Data records:
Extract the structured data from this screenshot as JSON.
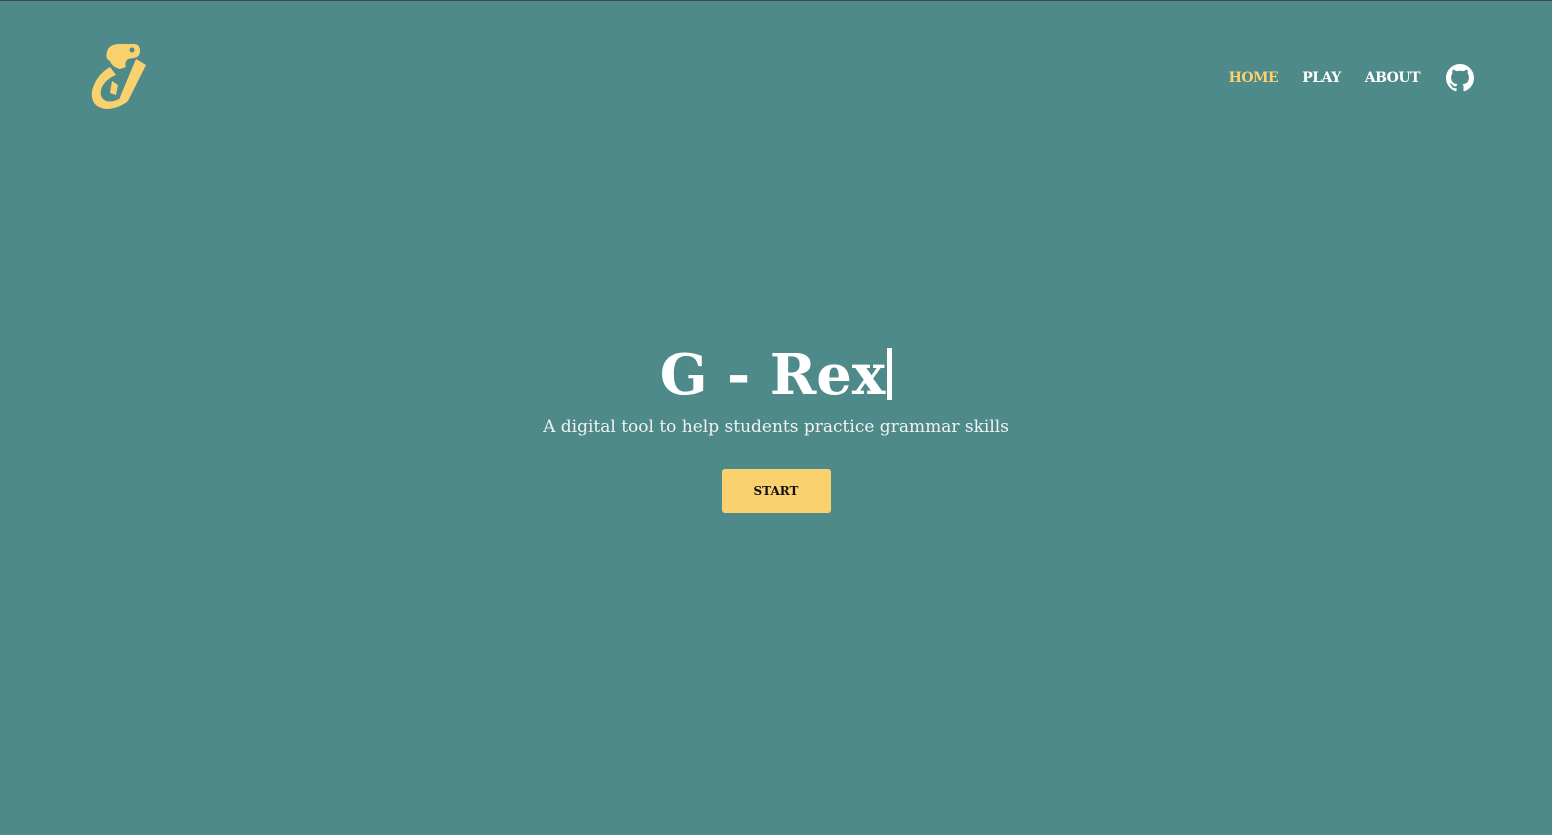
{
  "nav": {
    "items": [
      {
        "label": "HOME",
        "active": true
      },
      {
        "label": "PLAY",
        "active": false
      },
      {
        "label": "ABOUT",
        "active": false
      }
    ],
    "github_icon": "github-icon"
  },
  "logo_icon": "trex-pencil-logo",
  "hero": {
    "title": "G - Rex",
    "subtitle": "A digital tool to help students practice grammar skills",
    "start_label": "START"
  },
  "colors": {
    "background": "#4e8a89",
    "accent": "#f9d16e"
  }
}
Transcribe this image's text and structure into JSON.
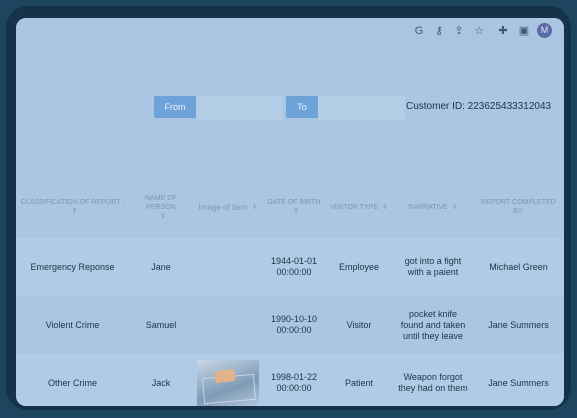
{
  "toolbar": {
    "icons": [
      "google-icon",
      "key-icon",
      "share-icon",
      "star-icon",
      "extensions-icon",
      "sidepanel-icon"
    ],
    "avatar_initial": "M"
  },
  "filters": {
    "from_label": "From",
    "to_label": "To",
    "from_value": "",
    "to_value": ""
  },
  "customer": {
    "text": "Customer ID: 223625433312043"
  },
  "table": {
    "headers": [
      "CLASSIFICATION OF REPORT :",
      "NAME OF PERSON",
      "Image of Item",
      "DATE OF BIRTH",
      "VISITOR TYPE",
      "NARRATIVE",
      "REPORT COMPLETED BY:"
    ],
    "rows": [
      {
        "classification": "Emergency Reponse",
        "name": "Jane",
        "image": "",
        "dob": "1944-01-01 00:00:00",
        "visitor_type": "Employee",
        "narrative": "got into a fight with a paient",
        "completed_by": "Michael Green"
      },
      {
        "classification": "Violent Crime",
        "name": "Samuel",
        "image": "",
        "dob": "1990-10-10 00:00:00",
        "visitor_type": "Visitor",
        "narrative": "pocket knife found and taken until they leave",
        "completed_by": "Jane Summers"
      },
      {
        "classification": "Other Crime",
        "name": "Jack",
        "image": "knife-in-bag-photo",
        "dob": "1998-01-22 00:00:00",
        "visitor_type": "Patient",
        "narrative": "Weapon forgot they had on them",
        "completed_by": "Jane Summers"
      }
    ]
  }
}
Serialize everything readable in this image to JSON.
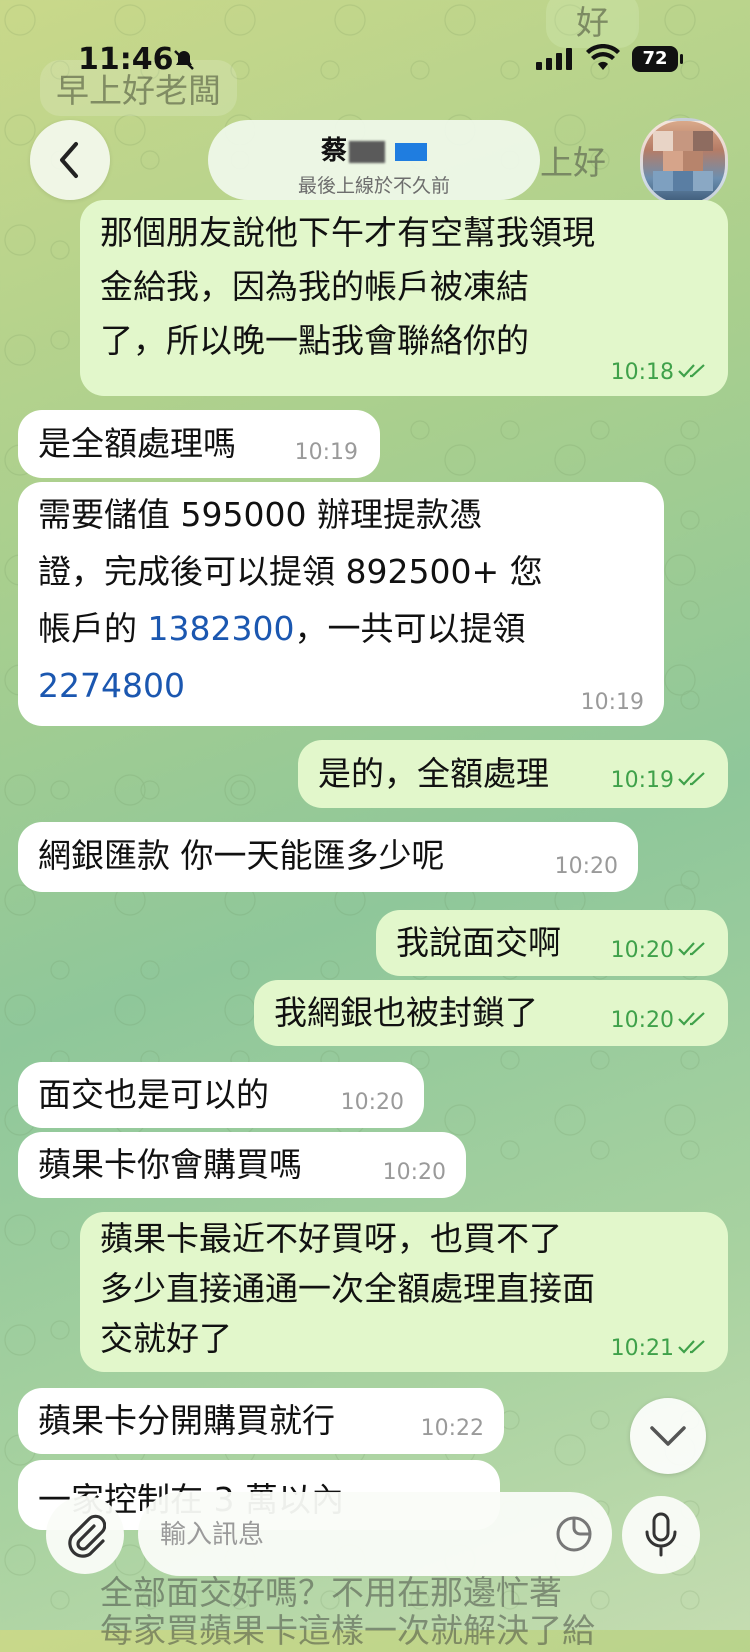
{
  "status": {
    "time": "11:46",
    "battery": "72"
  },
  "header": {
    "contact_name": "蔡",
    "status": "最後上線於不久前"
  },
  "messages": [
    {
      "dir": "out",
      "lines": "那個朋友說他下午才有空幫我領現\n金給我，因為我的帳戶被凍結\n了，所以晚一點我會聯絡你的",
      "time": "10:18"
    },
    {
      "dir": "in",
      "text": "是全額處理嗎",
      "time": "10:19"
    },
    {
      "dir": "in",
      "part1": "需要儲值 595000 辦理提款憑\n證，完成後可以提領 892500+ 您\n帳戶的 ",
      "link1": "1382300",
      "part2": "，一共可以提領\n",
      "link2": "2274800",
      "time": "10:19"
    },
    {
      "dir": "out",
      "text": "是的，全額處理",
      "time": "10:19"
    },
    {
      "dir": "in",
      "text": "網銀匯款 你一天能匯多少呢",
      "time": "10:20"
    },
    {
      "dir": "out",
      "text": "我說面交啊",
      "time": "10:20"
    },
    {
      "dir": "out",
      "text": "我網銀也被封鎖了",
      "time": "10:20"
    },
    {
      "dir": "in",
      "text": "面交也是可以的",
      "time": "10:20"
    },
    {
      "dir": "in",
      "text": "蘋果卡你會購買嗎",
      "time": "10:20"
    },
    {
      "dir": "out",
      "lines": "蘋果卡最近不好買呀，也買不了\n多少直接通通一次全額處理直接面\n交就好了",
      "time": "10:21"
    },
    {
      "dir": "in",
      "text": "蘋果卡分開購買就行",
      "time": "10:22"
    },
    {
      "dir": "in",
      "text": "一家控制在 3 萬以內",
      "time": ""
    }
  ],
  "bg_behind": {
    "top_left": "早上好老闆",
    "top_right": "好",
    "right": "上好"
  },
  "footer_faded": {
    "line1": "全部面交好嗎？不用在那邊忙著",
    "line2": "每家買蘋果卡這樣一次就解決了給"
  },
  "composer": {
    "placeholder": "輸入訊息"
  },
  "icons": {
    "back": "chevron-left-icon",
    "attach": "paperclip-icon",
    "sticker": "sticker-icon",
    "mic": "microphone-icon",
    "scroll": "chevron-down-icon"
  },
  "colors": {
    "bubble_out": "#e2f7cb",
    "bubble_in": "#ffffff",
    "link": "#1b57b0",
    "read_tick": "#3fa14a"
  }
}
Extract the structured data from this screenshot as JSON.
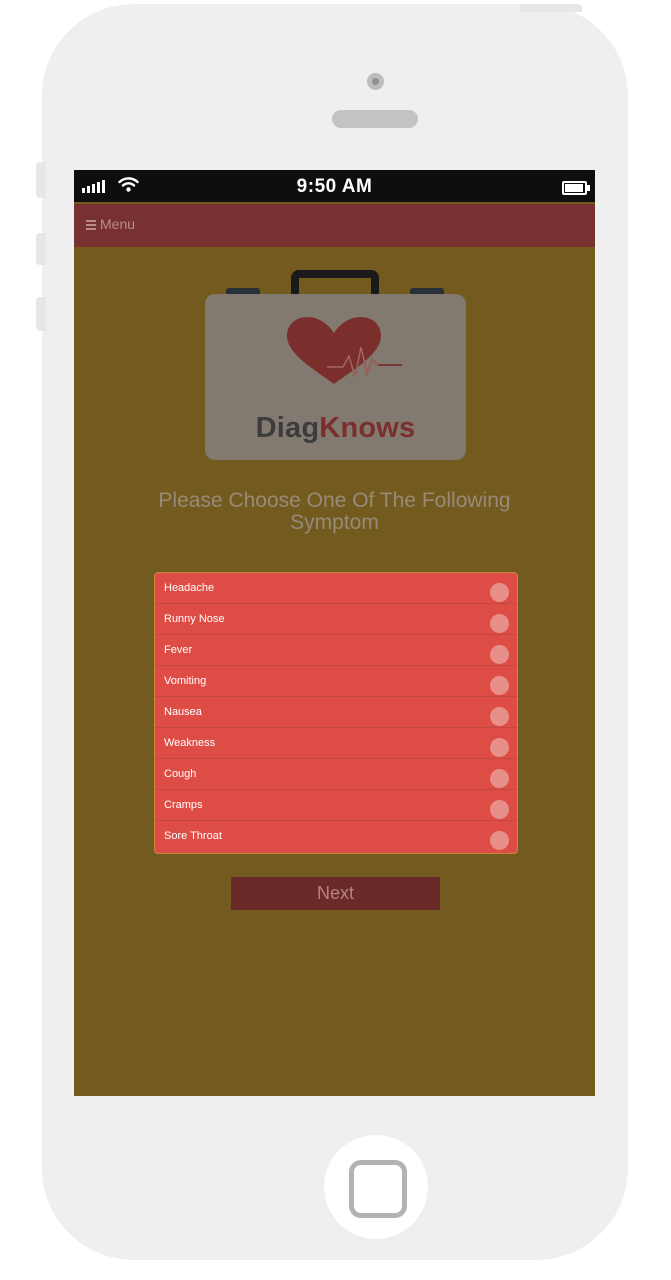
{
  "status_bar": {
    "time": "9:50 AM",
    "signal_icon": "signal-bars-icon",
    "wifi_icon": "wifi-icon",
    "battery_icon": "battery-icon"
  },
  "nav": {
    "menu_label": "Menu",
    "menu_icon": "hamburger-icon"
  },
  "logo": {
    "text_part1": "Diag",
    "text_part2": "Knows",
    "icon": "medical-briefcase-heart-icon"
  },
  "prompt": {
    "text": "Please Choose One Of The Following Symptom"
  },
  "symptoms": [
    {
      "label": "Headache",
      "selected": false
    },
    {
      "label": "Runny Nose",
      "selected": false
    },
    {
      "label": "Fever",
      "selected": false
    },
    {
      "label": "Vomiting",
      "selected": false
    },
    {
      "label": "Nausea",
      "selected": false
    },
    {
      "label": "Weakness",
      "selected": false
    },
    {
      "label": "Cough",
      "selected": false
    },
    {
      "label": "Cramps",
      "selected": false
    },
    {
      "label": "Sore Throat",
      "selected": false
    }
  ],
  "actions": {
    "next_label": "Next"
  },
  "colors": {
    "background": "#735a1e",
    "nav_bar": "#773130",
    "list_bg": "#de4d45",
    "next_button": "#6a2a27",
    "logo_heart": "#7a2f2c"
  }
}
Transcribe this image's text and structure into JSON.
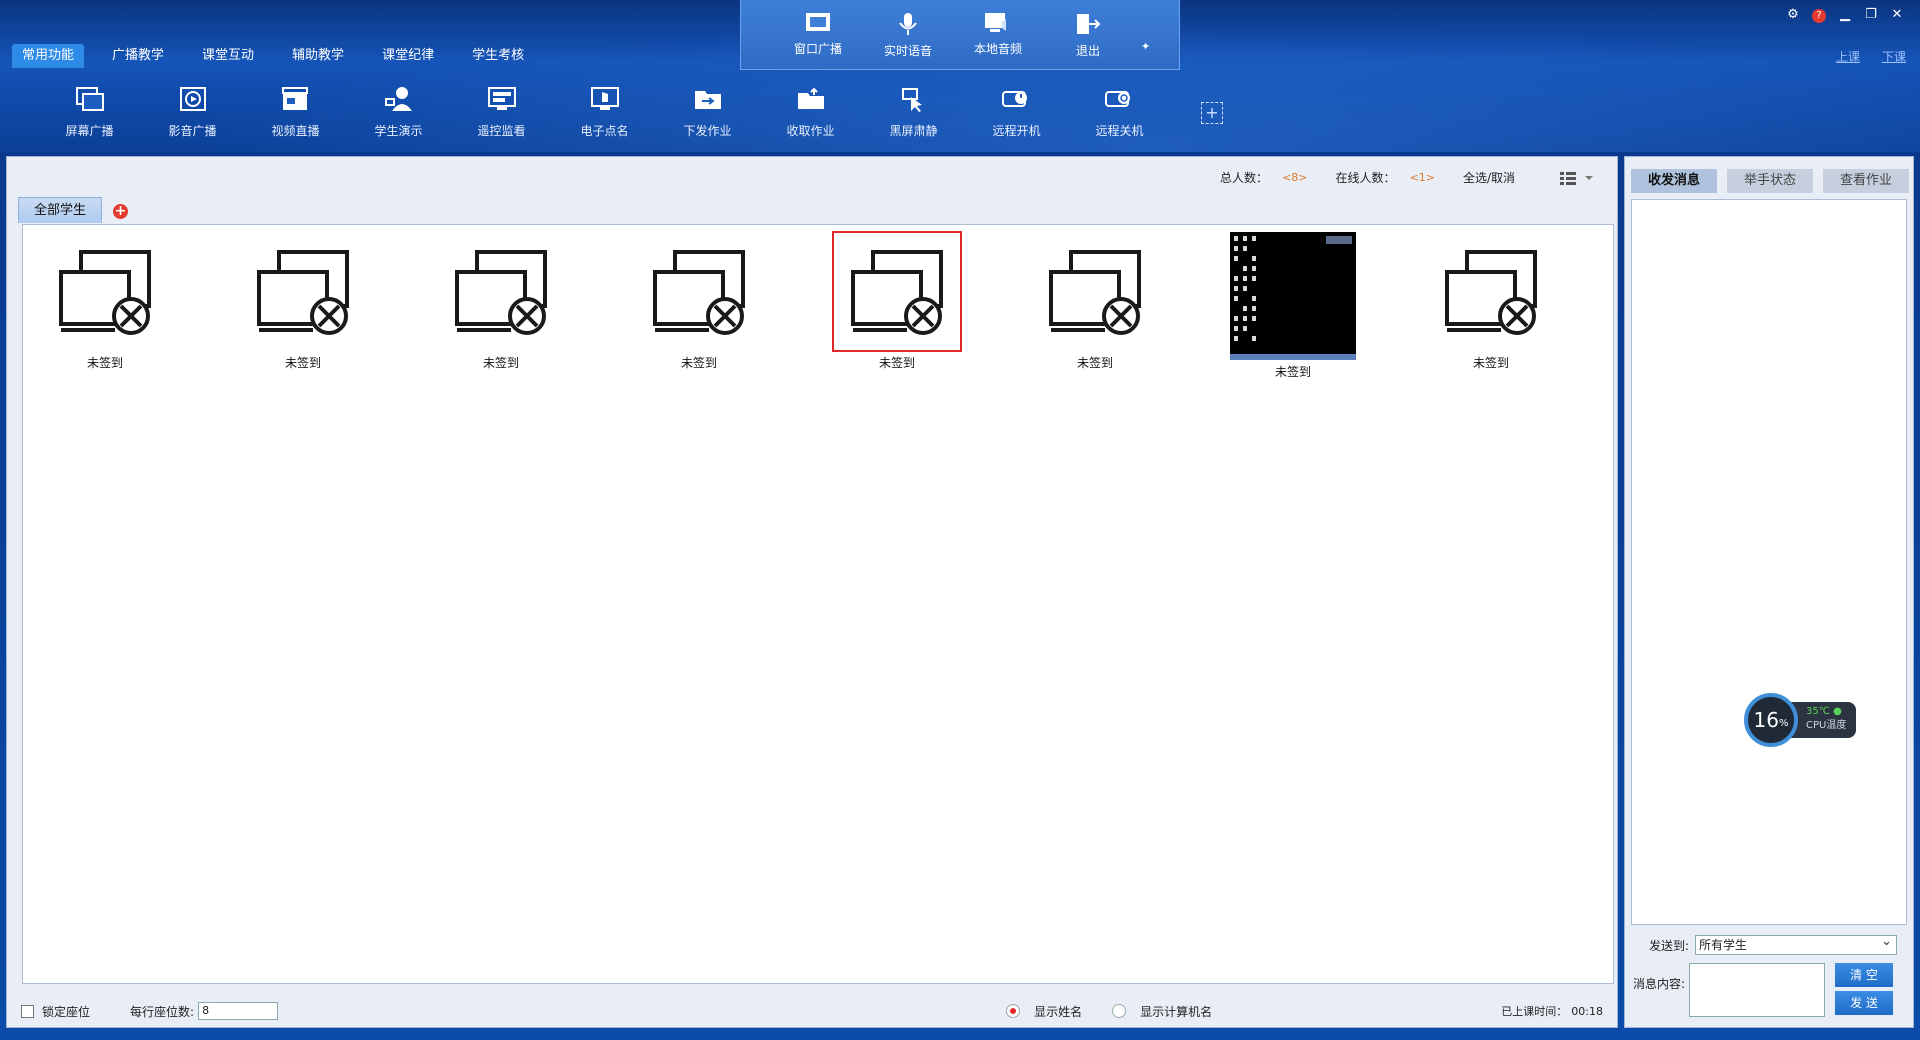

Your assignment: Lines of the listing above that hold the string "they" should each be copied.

Expected answer:
        "narrative": "pocket knife found and taken until they leave",
        "narrative": "Weapon forgot they had on them",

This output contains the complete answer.